DATA below:
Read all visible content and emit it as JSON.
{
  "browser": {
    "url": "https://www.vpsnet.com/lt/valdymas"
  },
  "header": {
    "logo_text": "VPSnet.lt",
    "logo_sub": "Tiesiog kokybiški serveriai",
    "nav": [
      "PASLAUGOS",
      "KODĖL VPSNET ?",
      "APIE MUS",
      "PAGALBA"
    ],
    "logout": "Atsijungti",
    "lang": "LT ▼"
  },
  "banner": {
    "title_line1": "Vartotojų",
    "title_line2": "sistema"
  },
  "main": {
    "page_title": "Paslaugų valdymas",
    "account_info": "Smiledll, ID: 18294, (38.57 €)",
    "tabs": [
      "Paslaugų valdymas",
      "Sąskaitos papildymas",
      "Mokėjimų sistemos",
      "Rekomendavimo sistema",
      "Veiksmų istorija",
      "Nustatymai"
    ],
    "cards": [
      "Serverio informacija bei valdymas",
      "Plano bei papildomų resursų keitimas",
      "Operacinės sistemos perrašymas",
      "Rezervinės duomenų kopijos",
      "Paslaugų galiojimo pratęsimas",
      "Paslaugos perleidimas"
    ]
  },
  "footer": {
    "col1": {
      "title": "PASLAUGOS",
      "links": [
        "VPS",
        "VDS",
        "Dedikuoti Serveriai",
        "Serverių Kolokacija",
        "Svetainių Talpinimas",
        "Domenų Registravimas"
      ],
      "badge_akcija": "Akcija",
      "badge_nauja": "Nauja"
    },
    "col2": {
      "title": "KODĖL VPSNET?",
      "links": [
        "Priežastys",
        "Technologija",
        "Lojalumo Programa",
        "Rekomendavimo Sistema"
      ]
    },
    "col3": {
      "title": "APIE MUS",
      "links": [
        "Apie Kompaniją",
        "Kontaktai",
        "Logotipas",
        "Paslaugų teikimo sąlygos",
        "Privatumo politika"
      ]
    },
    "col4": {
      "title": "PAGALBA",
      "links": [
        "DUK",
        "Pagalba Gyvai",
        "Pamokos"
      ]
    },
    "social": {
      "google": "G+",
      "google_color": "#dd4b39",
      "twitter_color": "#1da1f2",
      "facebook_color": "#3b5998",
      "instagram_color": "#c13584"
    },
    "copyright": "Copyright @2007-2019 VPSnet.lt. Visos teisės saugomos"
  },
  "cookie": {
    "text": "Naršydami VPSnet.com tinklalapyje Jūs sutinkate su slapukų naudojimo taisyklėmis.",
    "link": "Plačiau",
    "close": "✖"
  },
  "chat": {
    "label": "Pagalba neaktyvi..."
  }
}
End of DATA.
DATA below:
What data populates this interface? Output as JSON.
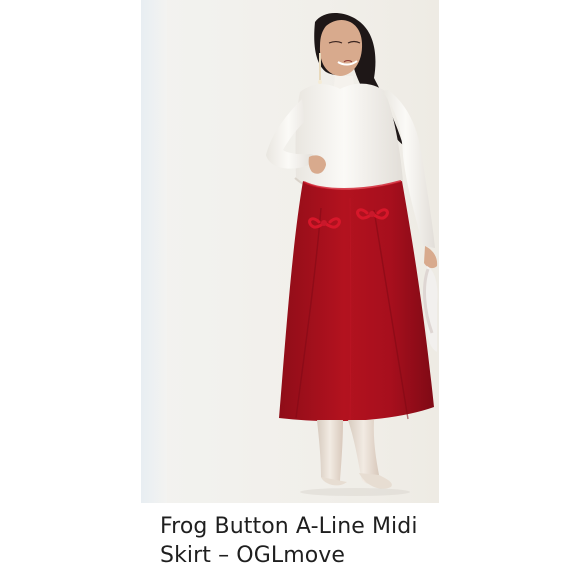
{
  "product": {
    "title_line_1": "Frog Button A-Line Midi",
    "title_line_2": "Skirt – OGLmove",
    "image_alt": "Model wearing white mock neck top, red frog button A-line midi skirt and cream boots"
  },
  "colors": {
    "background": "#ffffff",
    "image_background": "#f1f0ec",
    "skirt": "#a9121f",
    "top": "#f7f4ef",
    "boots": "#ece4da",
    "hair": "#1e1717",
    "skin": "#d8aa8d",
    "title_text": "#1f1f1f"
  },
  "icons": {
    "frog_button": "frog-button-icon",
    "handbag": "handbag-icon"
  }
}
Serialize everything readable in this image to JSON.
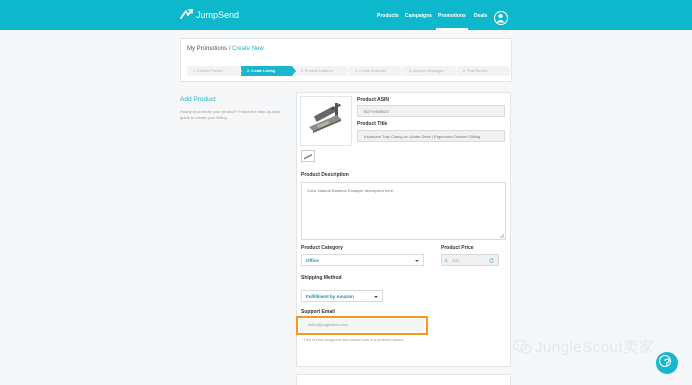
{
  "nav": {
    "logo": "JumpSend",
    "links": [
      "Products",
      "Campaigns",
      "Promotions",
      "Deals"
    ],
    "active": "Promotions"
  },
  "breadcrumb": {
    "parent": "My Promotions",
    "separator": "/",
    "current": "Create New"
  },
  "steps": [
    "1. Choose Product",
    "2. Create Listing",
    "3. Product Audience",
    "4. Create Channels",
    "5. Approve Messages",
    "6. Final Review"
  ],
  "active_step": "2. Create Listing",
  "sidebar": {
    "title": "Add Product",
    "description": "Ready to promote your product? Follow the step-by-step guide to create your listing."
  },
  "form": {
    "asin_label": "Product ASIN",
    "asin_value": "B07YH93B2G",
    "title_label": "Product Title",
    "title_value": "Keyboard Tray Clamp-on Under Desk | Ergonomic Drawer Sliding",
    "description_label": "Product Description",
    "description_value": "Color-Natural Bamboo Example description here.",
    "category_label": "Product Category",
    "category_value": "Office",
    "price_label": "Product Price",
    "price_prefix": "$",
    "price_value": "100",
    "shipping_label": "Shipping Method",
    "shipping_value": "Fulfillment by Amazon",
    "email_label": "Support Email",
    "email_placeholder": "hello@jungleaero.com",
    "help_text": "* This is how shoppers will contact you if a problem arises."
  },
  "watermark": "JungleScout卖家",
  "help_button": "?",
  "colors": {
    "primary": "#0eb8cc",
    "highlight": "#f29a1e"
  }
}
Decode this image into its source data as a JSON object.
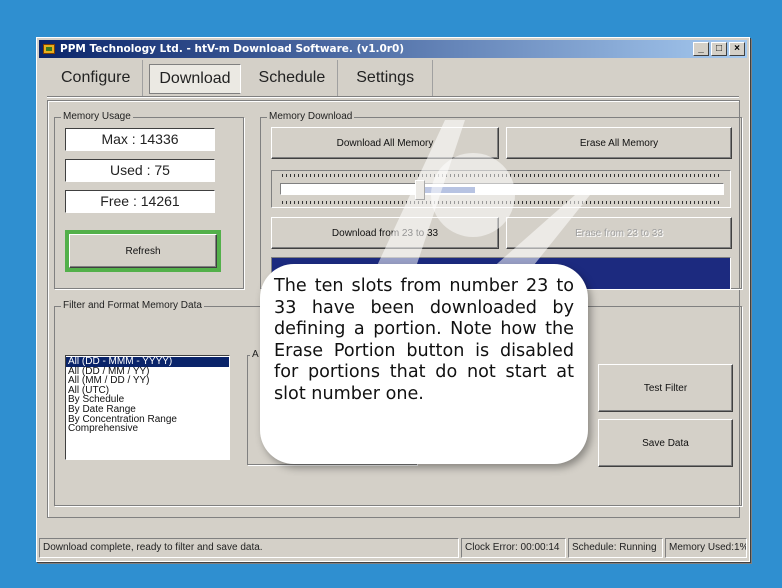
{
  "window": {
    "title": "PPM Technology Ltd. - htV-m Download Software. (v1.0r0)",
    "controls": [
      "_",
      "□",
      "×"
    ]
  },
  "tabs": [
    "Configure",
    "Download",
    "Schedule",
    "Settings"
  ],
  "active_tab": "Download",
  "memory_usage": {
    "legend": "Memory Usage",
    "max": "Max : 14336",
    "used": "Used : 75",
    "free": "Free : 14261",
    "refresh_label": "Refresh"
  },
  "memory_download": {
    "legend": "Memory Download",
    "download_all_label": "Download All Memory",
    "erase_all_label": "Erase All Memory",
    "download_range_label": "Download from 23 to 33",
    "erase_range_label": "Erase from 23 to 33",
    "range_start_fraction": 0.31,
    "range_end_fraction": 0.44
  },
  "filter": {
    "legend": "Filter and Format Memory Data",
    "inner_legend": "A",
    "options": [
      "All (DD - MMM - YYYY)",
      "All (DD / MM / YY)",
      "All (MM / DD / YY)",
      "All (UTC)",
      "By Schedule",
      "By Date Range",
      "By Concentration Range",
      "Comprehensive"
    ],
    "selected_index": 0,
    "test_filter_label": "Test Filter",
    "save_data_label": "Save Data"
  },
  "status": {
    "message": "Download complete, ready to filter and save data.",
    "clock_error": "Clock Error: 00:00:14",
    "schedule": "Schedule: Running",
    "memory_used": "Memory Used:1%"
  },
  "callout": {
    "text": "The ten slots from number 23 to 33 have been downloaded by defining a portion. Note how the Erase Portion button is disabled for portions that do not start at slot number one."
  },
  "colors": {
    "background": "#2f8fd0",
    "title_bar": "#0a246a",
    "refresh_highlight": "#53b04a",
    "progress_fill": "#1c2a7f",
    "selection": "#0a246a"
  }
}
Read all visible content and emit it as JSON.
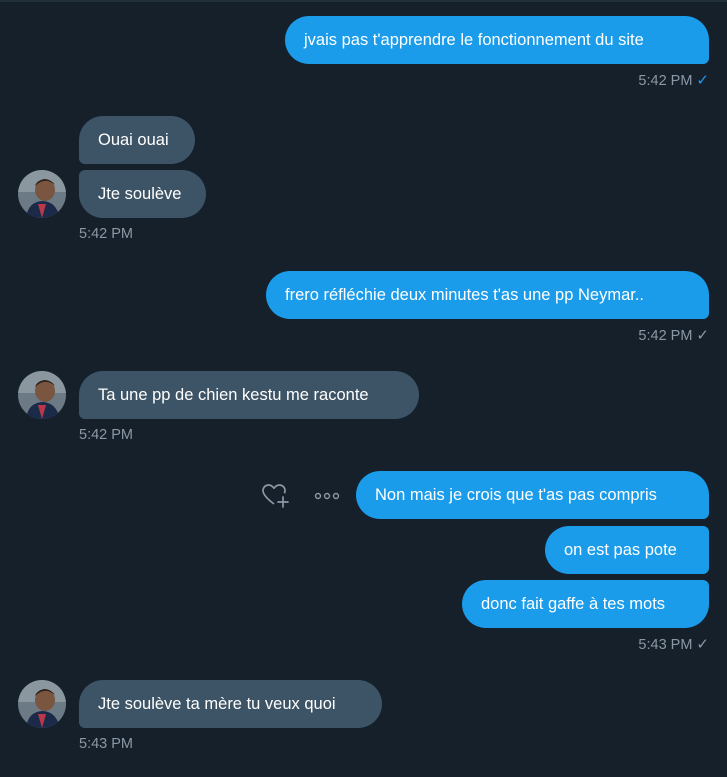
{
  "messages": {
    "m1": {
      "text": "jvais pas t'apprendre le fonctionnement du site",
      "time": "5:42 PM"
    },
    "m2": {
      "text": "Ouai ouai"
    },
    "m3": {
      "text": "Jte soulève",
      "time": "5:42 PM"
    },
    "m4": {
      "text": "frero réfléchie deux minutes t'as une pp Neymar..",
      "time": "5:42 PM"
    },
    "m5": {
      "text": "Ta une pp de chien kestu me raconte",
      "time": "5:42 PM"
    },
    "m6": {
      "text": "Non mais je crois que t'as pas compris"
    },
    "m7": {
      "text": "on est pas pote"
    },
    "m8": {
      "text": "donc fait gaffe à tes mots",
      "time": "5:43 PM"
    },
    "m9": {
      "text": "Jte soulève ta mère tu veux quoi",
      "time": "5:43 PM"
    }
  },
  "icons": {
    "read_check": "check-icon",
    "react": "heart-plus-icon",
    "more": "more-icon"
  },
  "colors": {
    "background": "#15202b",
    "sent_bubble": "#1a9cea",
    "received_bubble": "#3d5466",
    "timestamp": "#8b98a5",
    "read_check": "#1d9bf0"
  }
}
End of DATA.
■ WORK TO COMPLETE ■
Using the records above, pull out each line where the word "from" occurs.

■ EXERCISE RESPONSE ■
    "download_range_label": "Download from 23 to 33",
    "erase_range_label": "Erase from 23 to 33",
    "text": "The ten slots from number 23 to 33 have been downloaded by defining a portion. Note how the Erase Portion button is disabled for portions that do not start at slot number one."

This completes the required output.